On the Library of Law and Liberty website, I have a long review of Edmund Fawcett's book "Liberalism: The Life of an Idea". Fawcett writes well and his book is a pleasant read. But he considers "liberalism" such a vague and loose ideology that it is very difficult to find any consistency in it. Sure, Friedrich Hayek and Jean Paul Sartre may have had something in common. They both wore glasses, for example. But if we need to discuss what a political doctrine is about, we need to draw a line, at some point.

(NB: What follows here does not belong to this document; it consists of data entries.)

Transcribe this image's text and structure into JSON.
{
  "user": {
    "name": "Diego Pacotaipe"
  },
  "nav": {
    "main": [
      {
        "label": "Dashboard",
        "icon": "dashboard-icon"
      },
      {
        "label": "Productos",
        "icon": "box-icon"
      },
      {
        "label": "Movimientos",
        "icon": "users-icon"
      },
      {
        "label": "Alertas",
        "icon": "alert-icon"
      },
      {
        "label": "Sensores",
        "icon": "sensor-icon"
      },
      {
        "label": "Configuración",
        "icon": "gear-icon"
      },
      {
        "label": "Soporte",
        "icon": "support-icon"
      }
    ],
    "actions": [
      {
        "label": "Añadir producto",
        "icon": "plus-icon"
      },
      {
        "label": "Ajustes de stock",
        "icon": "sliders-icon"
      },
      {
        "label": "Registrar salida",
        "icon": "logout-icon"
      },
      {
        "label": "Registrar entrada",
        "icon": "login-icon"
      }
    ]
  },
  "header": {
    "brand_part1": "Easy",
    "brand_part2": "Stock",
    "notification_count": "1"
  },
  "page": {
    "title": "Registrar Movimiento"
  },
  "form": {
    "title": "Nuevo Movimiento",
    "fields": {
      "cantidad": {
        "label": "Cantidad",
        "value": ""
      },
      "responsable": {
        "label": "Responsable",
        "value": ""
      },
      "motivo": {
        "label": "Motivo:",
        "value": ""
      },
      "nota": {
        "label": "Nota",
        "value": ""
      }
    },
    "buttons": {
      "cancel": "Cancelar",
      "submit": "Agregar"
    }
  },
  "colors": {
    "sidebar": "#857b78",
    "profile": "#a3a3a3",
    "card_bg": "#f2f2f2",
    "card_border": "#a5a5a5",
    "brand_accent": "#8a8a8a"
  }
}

Furthermore, I found his dismissal of Ludwig von Mises rather disappointing. Sure enough, one can be a classical liberal and find Mises' framework unattractive. However, I always find questioning an author's motives, instead of engaging with his thinking, a rather dubious endeavor. A book published a few years ago basically claimed that Thomas Babbington Macaulay was basically a great hypocrite, and so what he wrote shouldn't be taken particularly seriously. I would contend that, if you want to wrestle with a thinker, you should engage with what he wrote. Biographies are important to place the work in context, but any information on the purported lack of attention from somebody's mother during the subject's childhood, her networks of friends or sources of research grants she received, is a poor substitute for reading and commenting on her words.